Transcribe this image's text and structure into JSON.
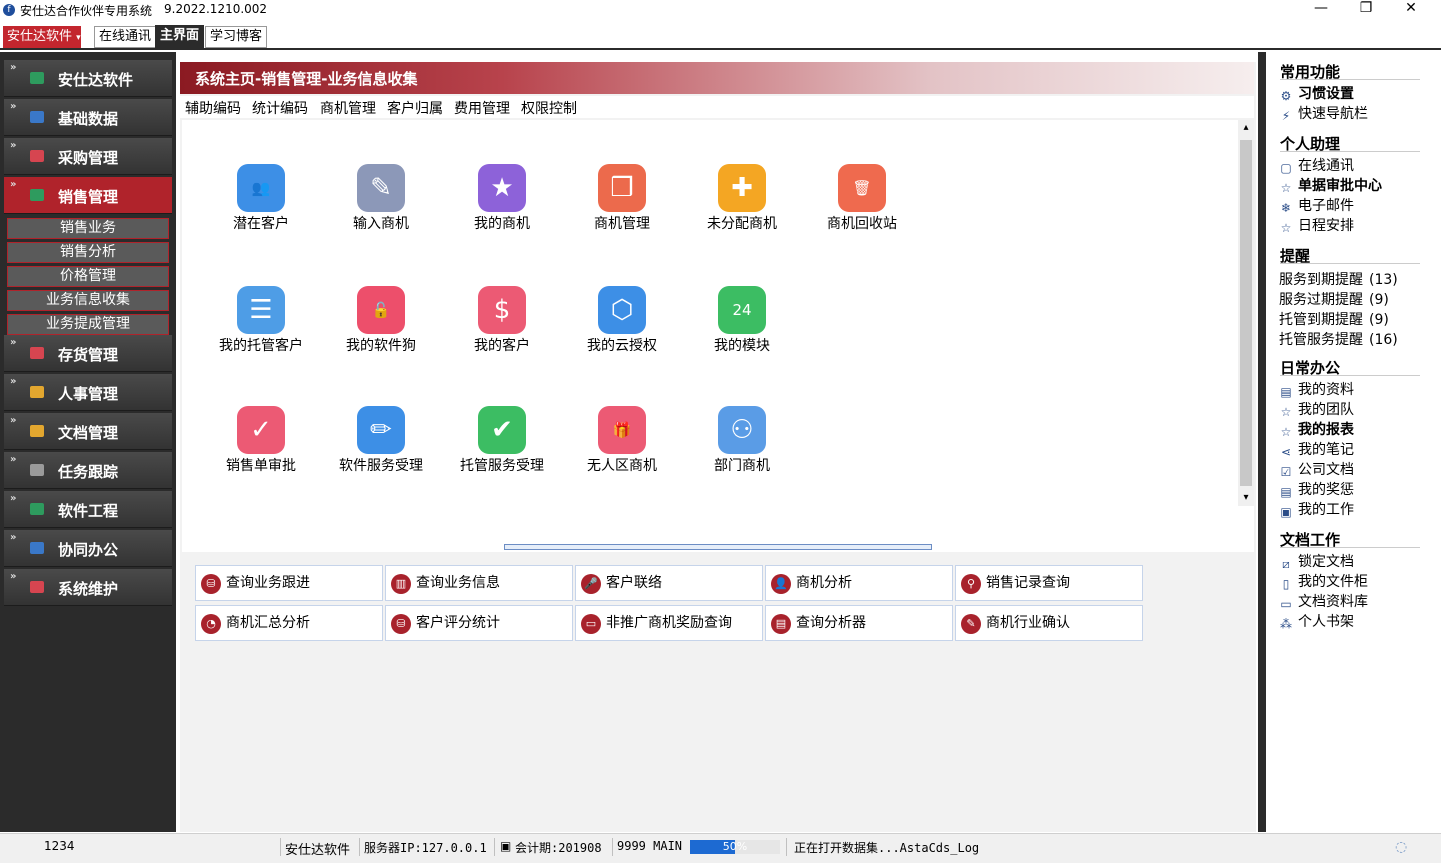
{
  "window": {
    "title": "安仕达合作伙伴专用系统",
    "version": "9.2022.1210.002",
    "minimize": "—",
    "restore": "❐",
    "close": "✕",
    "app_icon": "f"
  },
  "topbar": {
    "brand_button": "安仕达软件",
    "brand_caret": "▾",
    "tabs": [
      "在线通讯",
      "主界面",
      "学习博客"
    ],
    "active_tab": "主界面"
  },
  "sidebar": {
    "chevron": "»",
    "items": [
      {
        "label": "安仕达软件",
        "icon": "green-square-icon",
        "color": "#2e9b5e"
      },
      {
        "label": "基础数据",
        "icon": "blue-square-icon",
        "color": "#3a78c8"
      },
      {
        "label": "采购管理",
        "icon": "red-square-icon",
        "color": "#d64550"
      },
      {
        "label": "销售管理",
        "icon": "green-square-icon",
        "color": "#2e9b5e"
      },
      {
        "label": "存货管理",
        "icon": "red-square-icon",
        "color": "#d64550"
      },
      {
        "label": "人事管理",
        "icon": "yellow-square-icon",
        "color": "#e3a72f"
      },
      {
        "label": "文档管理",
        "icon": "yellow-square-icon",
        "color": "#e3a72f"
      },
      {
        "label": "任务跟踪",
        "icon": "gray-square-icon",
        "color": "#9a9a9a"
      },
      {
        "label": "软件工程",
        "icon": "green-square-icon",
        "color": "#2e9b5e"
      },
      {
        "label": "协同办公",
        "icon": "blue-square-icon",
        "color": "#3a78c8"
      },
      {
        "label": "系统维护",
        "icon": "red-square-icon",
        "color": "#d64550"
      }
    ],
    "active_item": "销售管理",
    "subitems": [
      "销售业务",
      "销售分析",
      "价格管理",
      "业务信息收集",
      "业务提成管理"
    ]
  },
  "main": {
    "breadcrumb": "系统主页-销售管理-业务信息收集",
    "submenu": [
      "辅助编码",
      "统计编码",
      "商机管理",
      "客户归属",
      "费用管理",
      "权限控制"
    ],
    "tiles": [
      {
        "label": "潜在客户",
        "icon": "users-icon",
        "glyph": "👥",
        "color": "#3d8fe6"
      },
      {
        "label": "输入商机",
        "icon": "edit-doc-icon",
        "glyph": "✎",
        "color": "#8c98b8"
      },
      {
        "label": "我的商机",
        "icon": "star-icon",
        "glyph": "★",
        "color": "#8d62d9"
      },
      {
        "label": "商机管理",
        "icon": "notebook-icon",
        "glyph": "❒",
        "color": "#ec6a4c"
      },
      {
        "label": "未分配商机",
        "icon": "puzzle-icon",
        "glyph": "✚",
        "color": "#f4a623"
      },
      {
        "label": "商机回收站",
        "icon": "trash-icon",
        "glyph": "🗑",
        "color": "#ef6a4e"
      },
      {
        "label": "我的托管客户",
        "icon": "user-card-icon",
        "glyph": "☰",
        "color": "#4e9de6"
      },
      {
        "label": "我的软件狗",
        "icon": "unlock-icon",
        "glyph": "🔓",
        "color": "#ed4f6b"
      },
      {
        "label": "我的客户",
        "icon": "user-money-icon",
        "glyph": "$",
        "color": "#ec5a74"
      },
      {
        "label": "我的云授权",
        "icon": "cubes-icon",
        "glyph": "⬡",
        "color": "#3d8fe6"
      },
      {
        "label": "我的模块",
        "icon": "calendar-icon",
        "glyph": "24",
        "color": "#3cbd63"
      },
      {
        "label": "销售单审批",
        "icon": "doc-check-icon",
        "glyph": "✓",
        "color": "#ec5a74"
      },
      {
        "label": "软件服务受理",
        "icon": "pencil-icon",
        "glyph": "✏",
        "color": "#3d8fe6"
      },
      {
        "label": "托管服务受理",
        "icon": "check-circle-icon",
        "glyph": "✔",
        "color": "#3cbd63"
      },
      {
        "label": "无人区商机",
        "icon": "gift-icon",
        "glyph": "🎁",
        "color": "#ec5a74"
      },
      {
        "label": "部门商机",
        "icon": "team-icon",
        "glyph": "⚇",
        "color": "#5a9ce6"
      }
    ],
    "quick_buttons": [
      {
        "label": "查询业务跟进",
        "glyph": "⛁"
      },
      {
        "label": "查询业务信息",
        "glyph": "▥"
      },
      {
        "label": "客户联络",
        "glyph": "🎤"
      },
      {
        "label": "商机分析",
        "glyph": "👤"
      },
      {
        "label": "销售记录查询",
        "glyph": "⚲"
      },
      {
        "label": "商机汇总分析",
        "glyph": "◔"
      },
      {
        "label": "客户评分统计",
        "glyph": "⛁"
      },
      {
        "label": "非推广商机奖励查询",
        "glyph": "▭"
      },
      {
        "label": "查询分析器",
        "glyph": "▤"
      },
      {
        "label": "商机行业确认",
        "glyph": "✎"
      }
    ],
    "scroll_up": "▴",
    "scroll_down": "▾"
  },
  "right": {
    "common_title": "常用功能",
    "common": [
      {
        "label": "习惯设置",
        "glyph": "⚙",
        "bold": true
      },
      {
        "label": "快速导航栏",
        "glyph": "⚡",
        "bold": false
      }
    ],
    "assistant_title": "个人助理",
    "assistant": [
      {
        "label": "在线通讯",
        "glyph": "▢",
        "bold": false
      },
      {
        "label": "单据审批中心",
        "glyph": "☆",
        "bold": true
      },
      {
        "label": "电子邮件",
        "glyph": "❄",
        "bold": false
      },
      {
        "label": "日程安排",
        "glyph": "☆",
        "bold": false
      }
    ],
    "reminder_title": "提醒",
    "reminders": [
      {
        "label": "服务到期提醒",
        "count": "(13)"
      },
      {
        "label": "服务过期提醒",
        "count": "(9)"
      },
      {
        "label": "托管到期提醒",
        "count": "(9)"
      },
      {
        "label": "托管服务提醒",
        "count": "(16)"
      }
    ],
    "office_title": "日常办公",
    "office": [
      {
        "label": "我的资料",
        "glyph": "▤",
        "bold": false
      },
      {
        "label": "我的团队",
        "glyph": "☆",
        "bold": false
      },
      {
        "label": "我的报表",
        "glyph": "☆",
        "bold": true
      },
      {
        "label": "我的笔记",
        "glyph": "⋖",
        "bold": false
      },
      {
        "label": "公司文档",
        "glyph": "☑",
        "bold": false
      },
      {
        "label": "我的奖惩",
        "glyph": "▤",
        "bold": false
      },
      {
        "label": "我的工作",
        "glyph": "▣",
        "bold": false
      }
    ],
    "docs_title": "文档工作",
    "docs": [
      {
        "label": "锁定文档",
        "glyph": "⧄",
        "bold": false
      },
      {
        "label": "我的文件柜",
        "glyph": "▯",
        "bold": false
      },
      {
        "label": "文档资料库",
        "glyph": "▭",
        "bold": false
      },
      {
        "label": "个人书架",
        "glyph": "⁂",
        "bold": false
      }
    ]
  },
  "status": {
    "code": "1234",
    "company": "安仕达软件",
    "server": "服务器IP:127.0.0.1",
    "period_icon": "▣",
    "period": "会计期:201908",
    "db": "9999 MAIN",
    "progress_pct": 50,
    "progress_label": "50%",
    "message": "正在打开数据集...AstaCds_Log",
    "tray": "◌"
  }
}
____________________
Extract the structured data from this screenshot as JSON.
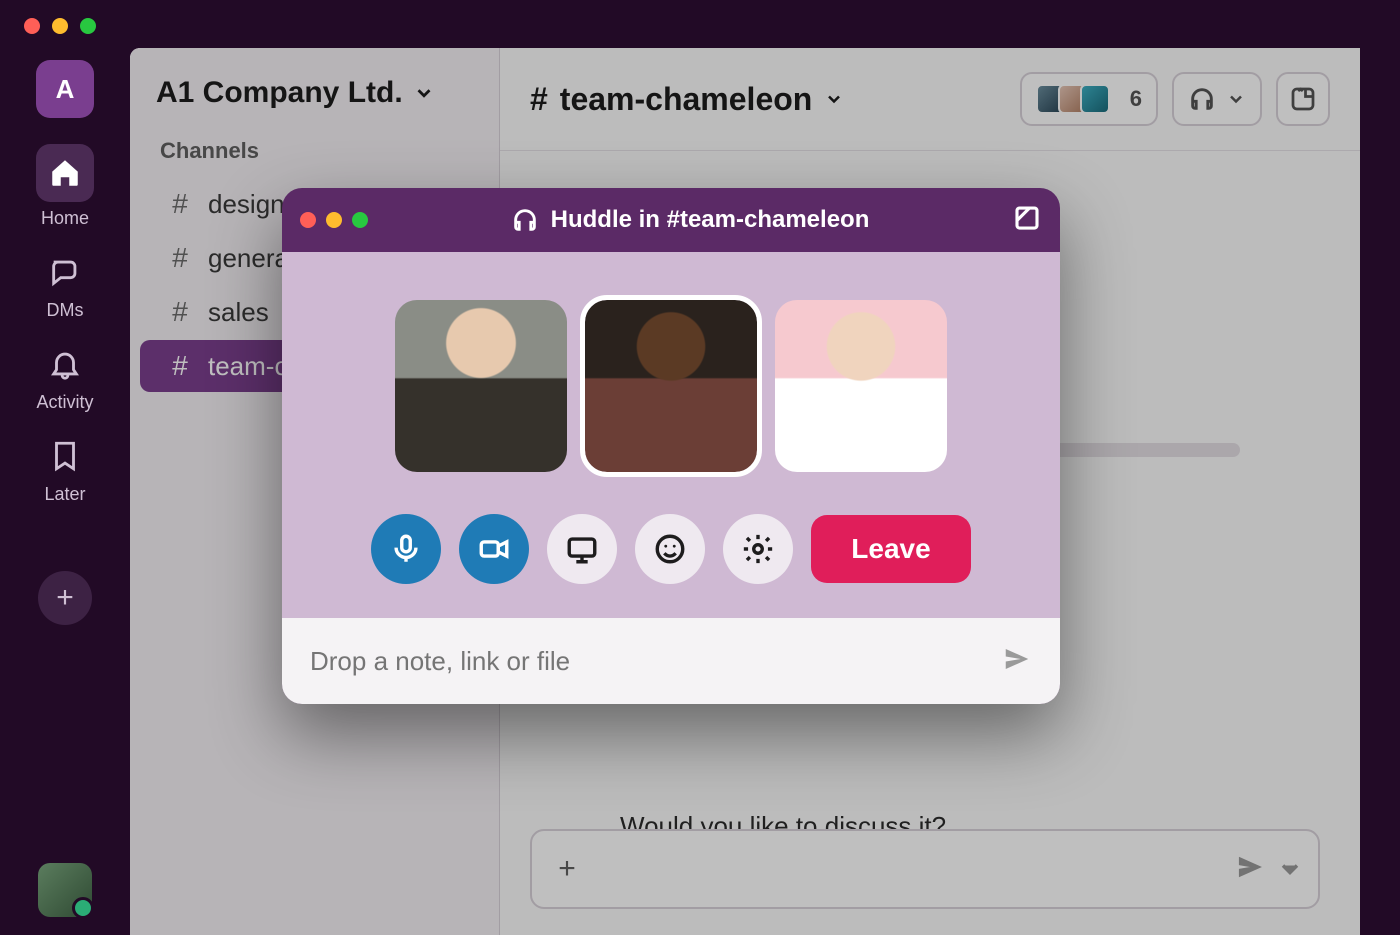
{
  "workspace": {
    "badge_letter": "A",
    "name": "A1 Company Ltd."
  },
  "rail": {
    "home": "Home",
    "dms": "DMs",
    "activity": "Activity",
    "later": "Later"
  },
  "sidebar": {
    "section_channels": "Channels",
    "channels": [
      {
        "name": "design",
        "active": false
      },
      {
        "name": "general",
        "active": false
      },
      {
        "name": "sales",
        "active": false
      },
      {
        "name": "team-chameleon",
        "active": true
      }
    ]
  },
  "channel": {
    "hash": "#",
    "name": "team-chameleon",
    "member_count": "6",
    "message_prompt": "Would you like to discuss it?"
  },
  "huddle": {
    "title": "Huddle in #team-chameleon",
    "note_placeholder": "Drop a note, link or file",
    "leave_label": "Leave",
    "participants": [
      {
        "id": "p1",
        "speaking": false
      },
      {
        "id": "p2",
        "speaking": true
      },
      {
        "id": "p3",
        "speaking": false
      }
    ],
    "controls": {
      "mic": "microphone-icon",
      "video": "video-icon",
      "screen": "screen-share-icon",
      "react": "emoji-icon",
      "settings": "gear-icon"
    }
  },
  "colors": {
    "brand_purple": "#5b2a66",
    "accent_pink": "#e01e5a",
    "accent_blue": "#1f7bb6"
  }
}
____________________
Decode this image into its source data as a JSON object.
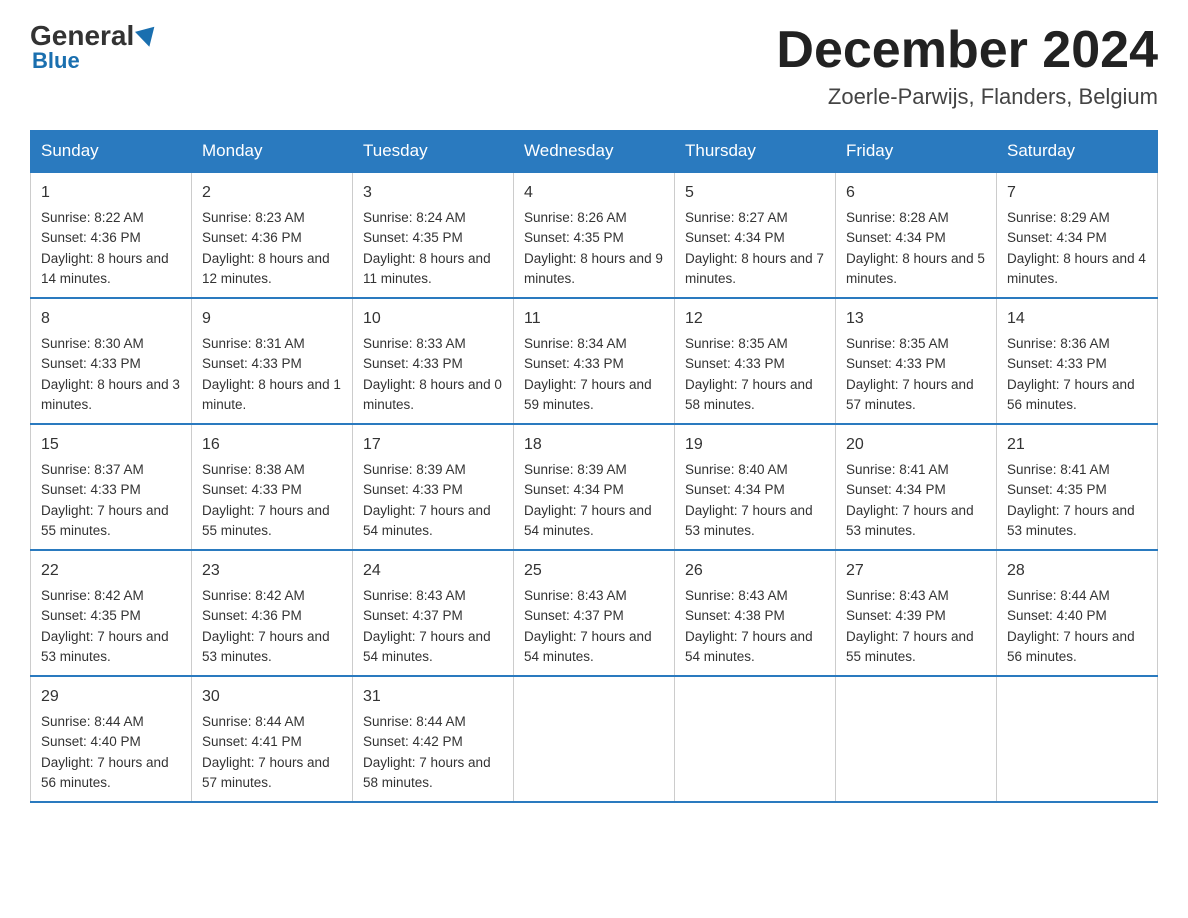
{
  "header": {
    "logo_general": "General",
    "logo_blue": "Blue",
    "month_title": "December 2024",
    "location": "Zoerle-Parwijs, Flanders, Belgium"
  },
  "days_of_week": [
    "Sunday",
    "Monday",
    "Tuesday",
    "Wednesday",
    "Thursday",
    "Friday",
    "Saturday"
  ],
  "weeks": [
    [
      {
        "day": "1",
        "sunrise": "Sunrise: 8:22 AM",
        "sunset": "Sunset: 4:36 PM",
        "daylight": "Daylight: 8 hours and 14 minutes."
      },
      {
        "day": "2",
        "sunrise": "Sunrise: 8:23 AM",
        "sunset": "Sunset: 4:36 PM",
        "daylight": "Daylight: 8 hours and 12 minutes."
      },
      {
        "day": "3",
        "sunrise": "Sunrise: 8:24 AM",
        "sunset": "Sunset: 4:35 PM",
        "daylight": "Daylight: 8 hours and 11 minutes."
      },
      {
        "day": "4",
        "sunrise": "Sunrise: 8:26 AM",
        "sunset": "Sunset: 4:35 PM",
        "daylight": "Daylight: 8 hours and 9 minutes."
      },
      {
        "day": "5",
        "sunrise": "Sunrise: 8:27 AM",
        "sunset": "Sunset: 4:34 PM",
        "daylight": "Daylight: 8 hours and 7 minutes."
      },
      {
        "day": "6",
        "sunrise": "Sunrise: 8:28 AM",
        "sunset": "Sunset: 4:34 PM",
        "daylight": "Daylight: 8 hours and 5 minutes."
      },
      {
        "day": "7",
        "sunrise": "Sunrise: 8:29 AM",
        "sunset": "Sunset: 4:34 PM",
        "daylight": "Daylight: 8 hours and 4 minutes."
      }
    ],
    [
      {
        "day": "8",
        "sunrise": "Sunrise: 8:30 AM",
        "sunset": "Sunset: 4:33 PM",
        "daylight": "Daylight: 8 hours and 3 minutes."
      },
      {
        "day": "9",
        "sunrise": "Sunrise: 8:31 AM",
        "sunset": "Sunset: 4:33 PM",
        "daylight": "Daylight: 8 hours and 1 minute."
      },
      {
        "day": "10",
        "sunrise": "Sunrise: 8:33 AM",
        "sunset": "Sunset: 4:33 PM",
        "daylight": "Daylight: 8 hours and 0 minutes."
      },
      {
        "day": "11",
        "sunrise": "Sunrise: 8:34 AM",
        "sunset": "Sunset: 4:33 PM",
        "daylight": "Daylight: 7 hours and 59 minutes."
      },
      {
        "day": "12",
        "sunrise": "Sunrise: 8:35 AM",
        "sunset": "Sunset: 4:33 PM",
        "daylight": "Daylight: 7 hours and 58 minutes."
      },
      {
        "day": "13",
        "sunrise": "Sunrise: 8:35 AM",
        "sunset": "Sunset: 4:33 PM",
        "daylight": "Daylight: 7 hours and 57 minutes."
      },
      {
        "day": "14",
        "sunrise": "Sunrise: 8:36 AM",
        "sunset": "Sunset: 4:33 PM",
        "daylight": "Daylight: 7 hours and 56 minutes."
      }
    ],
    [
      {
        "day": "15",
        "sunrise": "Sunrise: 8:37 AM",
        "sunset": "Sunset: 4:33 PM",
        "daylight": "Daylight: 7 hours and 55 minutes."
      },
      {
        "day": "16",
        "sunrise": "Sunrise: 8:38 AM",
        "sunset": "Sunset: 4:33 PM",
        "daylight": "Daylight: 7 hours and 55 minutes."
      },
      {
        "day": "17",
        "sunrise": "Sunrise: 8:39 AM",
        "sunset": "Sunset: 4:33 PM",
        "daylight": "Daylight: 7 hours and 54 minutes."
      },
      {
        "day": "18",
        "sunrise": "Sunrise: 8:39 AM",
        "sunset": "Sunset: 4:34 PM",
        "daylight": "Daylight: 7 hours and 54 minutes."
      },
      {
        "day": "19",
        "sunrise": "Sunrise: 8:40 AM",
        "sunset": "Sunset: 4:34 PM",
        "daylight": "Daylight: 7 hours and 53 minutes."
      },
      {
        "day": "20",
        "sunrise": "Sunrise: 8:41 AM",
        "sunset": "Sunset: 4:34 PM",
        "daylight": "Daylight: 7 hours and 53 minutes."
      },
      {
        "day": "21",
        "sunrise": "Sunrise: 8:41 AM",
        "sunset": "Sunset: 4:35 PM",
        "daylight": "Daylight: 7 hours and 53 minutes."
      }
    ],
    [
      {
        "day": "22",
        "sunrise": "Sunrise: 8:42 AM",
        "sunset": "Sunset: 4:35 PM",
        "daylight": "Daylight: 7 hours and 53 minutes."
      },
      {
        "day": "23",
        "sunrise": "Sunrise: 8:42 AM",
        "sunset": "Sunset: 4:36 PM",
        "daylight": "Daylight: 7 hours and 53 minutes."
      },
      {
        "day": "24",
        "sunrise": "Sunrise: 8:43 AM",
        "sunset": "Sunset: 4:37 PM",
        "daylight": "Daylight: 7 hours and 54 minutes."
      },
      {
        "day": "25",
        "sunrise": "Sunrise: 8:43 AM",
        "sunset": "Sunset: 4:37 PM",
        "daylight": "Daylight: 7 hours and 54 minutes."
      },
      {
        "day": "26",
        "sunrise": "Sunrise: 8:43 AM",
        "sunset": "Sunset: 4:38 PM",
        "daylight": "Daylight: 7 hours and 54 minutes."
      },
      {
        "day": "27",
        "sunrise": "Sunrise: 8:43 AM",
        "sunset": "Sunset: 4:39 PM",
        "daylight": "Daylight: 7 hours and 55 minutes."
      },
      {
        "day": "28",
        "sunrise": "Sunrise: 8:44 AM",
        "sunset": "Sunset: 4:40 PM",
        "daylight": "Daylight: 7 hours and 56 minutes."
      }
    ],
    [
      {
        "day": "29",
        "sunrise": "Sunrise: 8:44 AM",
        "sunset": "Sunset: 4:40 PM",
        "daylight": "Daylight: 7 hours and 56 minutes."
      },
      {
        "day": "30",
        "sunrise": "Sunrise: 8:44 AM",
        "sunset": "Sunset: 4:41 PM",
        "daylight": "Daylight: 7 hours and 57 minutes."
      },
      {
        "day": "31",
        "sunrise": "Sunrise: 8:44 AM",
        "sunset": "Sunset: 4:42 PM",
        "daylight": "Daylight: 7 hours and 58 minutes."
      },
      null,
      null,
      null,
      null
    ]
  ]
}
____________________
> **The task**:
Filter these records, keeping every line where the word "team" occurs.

> **Solution to this problem**:
        "icon": "team-icon",
        "name": "team-chameleon",
    "name": "team-chameleon",
    "title": "Huddle in #team-chameleon",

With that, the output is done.